▶ Data to examine
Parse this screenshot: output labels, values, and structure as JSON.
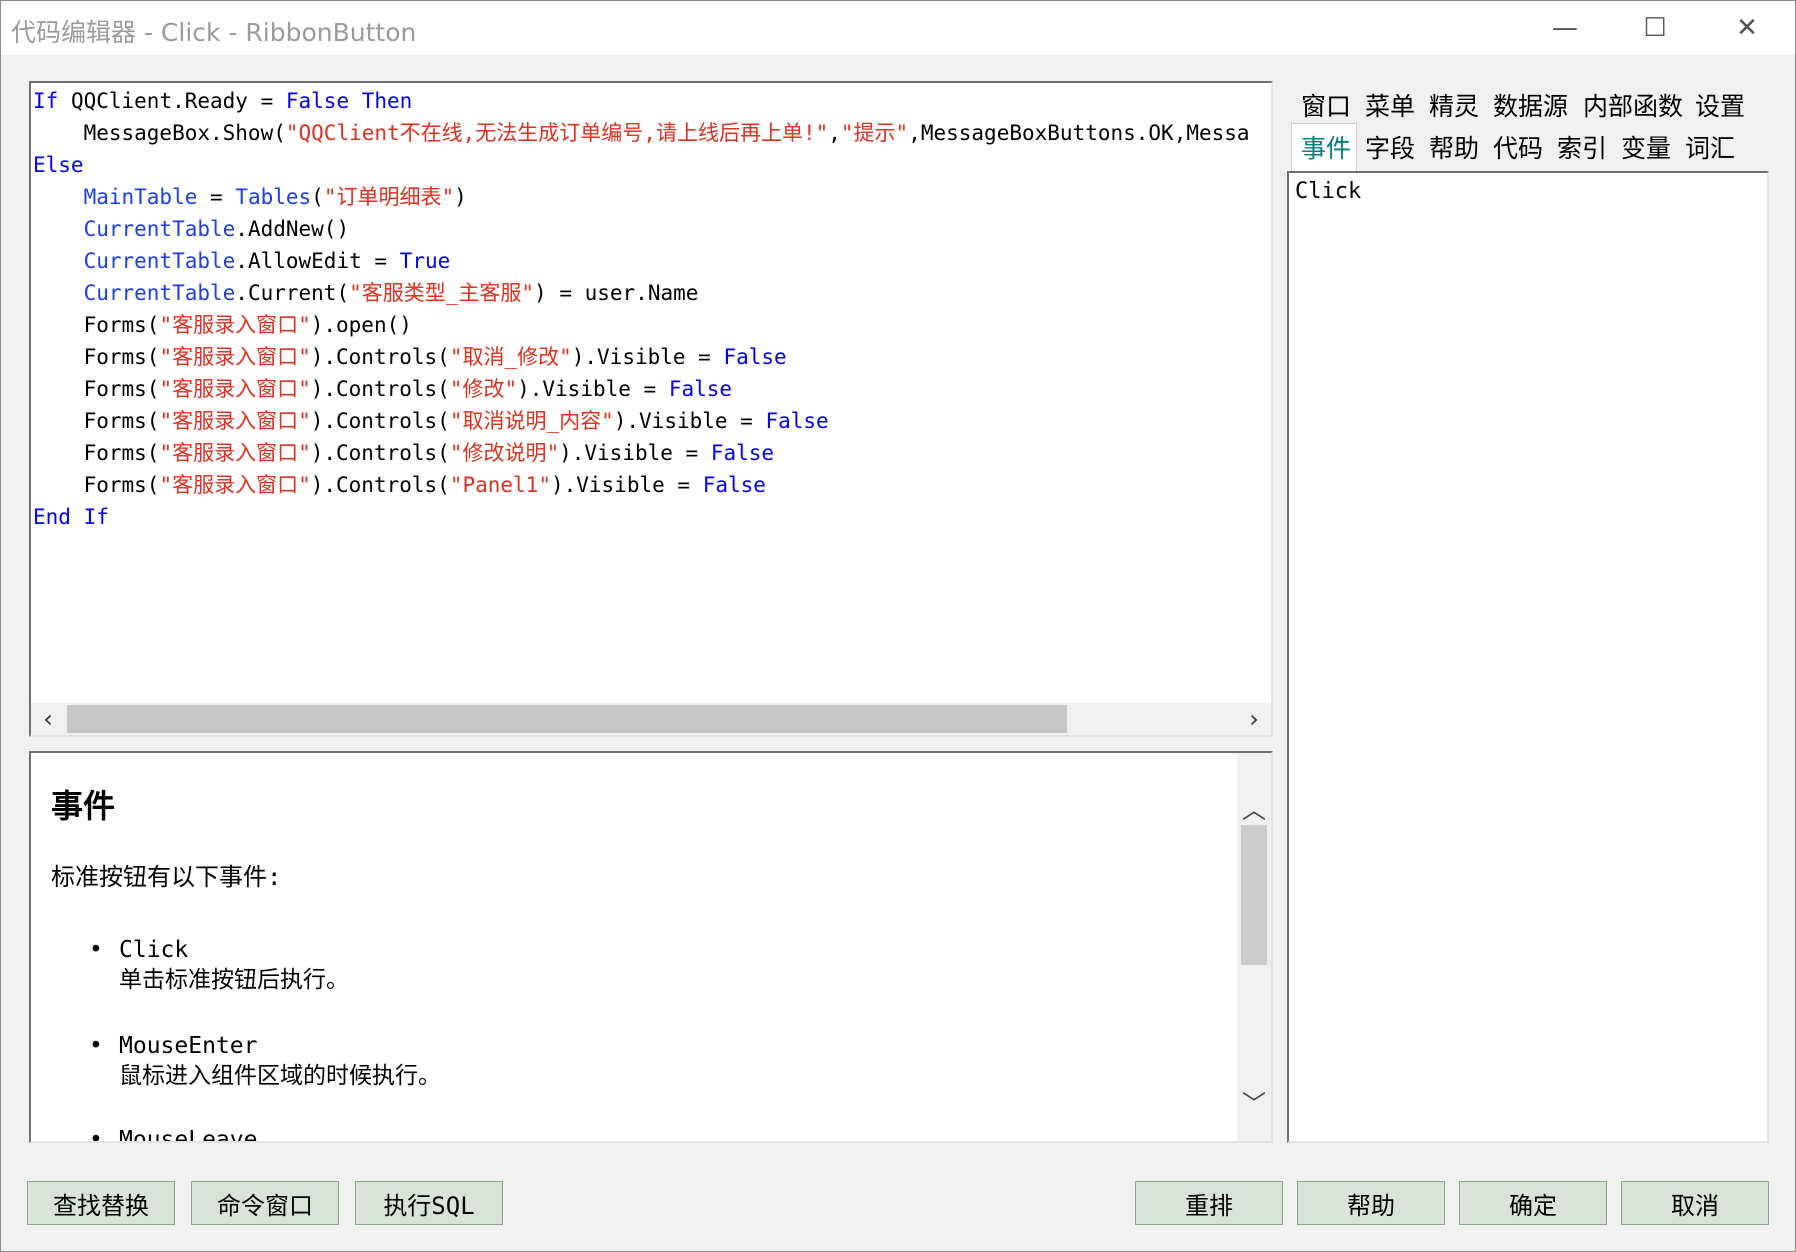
{
  "window": {
    "title": "代码编辑器 - Click - RibbonButton",
    "minimize": "—",
    "maximize": "☐",
    "close": "✕"
  },
  "code_lines": [
    [
      {
        "t": "kw",
        "v": "If"
      },
      {
        "t": "pl",
        "v": " QQClient.Ready = "
      },
      {
        "t": "kw",
        "v": "False"
      },
      {
        "t": "pl",
        "v": " "
      },
      {
        "t": "kw",
        "v": "Then"
      }
    ],
    [
      {
        "t": "pl",
        "v": "    MessageBox.Show("
      },
      {
        "t": "str",
        "v": "\"QQClient不在线,无法生成订单编号,请上线后再上单!\""
      },
      {
        "t": "pl",
        "v": ","
      },
      {
        "t": "str",
        "v": "\"提示\""
      },
      {
        "t": "pl",
        "v": ",MessageBoxButtons.OK,Messa"
      }
    ],
    [
      {
        "t": "kw",
        "v": "Else"
      }
    ],
    [
      {
        "t": "pl",
        "v": "    "
      },
      {
        "t": "id",
        "v": "MainTable"
      },
      {
        "t": "pl",
        "v": " = "
      },
      {
        "t": "id",
        "v": "Tables"
      },
      {
        "t": "pl",
        "v": "("
      },
      {
        "t": "str",
        "v": "\"订单明细表\""
      },
      {
        "t": "pl",
        "v": ")"
      }
    ],
    [
      {
        "t": "pl",
        "v": "    "
      },
      {
        "t": "id",
        "v": "CurrentTable"
      },
      {
        "t": "pl",
        "v": ".AddNew()"
      }
    ],
    [
      {
        "t": "pl",
        "v": "    "
      },
      {
        "t": "id",
        "v": "CurrentTable"
      },
      {
        "t": "pl",
        "v": ".AllowEdit = "
      },
      {
        "t": "kw",
        "v": "True"
      }
    ],
    [
      {
        "t": "pl",
        "v": "    "
      },
      {
        "t": "id",
        "v": "CurrentTable"
      },
      {
        "t": "pl",
        "v": ".Current("
      },
      {
        "t": "str",
        "v": "\"客服类型_主客服\""
      },
      {
        "t": "pl",
        "v": ") = user.Name"
      }
    ],
    [
      {
        "t": "pl",
        "v": "    Forms("
      },
      {
        "t": "str",
        "v": "\"客服录入窗口\""
      },
      {
        "t": "pl",
        "v": ").open()"
      }
    ],
    [
      {
        "t": "pl",
        "v": "    Forms("
      },
      {
        "t": "str",
        "v": "\"客服录入窗口\""
      },
      {
        "t": "pl",
        "v": ").Controls("
      },
      {
        "t": "str",
        "v": "\"取消_修改\""
      },
      {
        "t": "pl",
        "v": ").Visible = "
      },
      {
        "t": "kw",
        "v": "False"
      }
    ],
    [
      {
        "t": "pl",
        "v": "    Forms("
      },
      {
        "t": "str",
        "v": "\"客服录入窗口\""
      },
      {
        "t": "pl",
        "v": ").Controls("
      },
      {
        "t": "str",
        "v": "\"修改\""
      },
      {
        "t": "pl",
        "v": ").Visible = "
      },
      {
        "t": "kw",
        "v": "False"
      }
    ],
    [
      {
        "t": "pl",
        "v": "    Forms("
      },
      {
        "t": "str",
        "v": "\"客服录入窗口\""
      },
      {
        "t": "pl",
        "v": ").Controls("
      },
      {
        "t": "str",
        "v": "\"取消说明_内容\""
      },
      {
        "t": "pl",
        "v": ").Visible = "
      },
      {
        "t": "kw",
        "v": "False"
      }
    ],
    [
      {
        "t": "pl",
        "v": "    Forms("
      },
      {
        "t": "str",
        "v": "\"客服录入窗口\""
      },
      {
        "t": "pl",
        "v": ").Controls("
      },
      {
        "t": "str",
        "v": "\"修改说明\""
      },
      {
        "t": "pl",
        "v": ").Visible = "
      },
      {
        "t": "kw",
        "v": "False"
      }
    ],
    [
      {
        "t": "pl",
        "v": "    Forms("
      },
      {
        "t": "str",
        "v": "\"客服录入窗口\""
      },
      {
        "t": "pl",
        "v": ").Controls("
      },
      {
        "t": "str",
        "v": "\"Panel1\""
      },
      {
        "t": "pl",
        "v": ").Visible = "
      },
      {
        "t": "kw",
        "v": "False"
      }
    ],
    [
      {
        "t": "kw",
        "v": "End If"
      }
    ]
  ],
  "editor_scroll": {
    "left": "‹",
    "right": "›"
  },
  "help": {
    "title": "事件",
    "intro": "标准按钮有以下事件:",
    "items": [
      {
        "name": "Click",
        "desc": "单击标准按钮后执行。"
      },
      {
        "name": "MouseEnter",
        "desc": "鼠标进入组件区域的时候执行。"
      },
      {
        "name": "MouseLeave",
        "desc": ""
      }
    ],
    "scroll_up": "︿",
    "scroll_down": "﹀",
    "bullet": "•"
  },
  "tabs_row1": [
    "窗口",
    "菜单",
    "精灵",
    "数据源",
    "内部函数",
    "设置"
  ],
  "tabs_row2": [
    "事件",
    "字段",
    "帮助",
    "代码",
    "索引",
    "变量",
    "词汇"
  ],
  "active_tab": "事件",
  "event_list": [
    "Click"
  ],
  "buttons_left": [
    "查找替换",
    "命令窗口",
    "执行SQL"
  ],
  "buttons_right": [
    "重排",
    "帮助",
    "确定",
    "取消"
  ],
  "colors": {
    "keyword": "#0000ff",
    "identifier": "#1a3ee8",
    "string": "#e0301e",
    "button_bg": "#d8e4d8",
    "active_tab": "#008080"
  }
}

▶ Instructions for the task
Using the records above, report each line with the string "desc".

▶ Response to this task
        "desc": "单击标准按钮后执行。"
        "desc": "鼠标进入组件区域的时候执行。"
        "desc": ""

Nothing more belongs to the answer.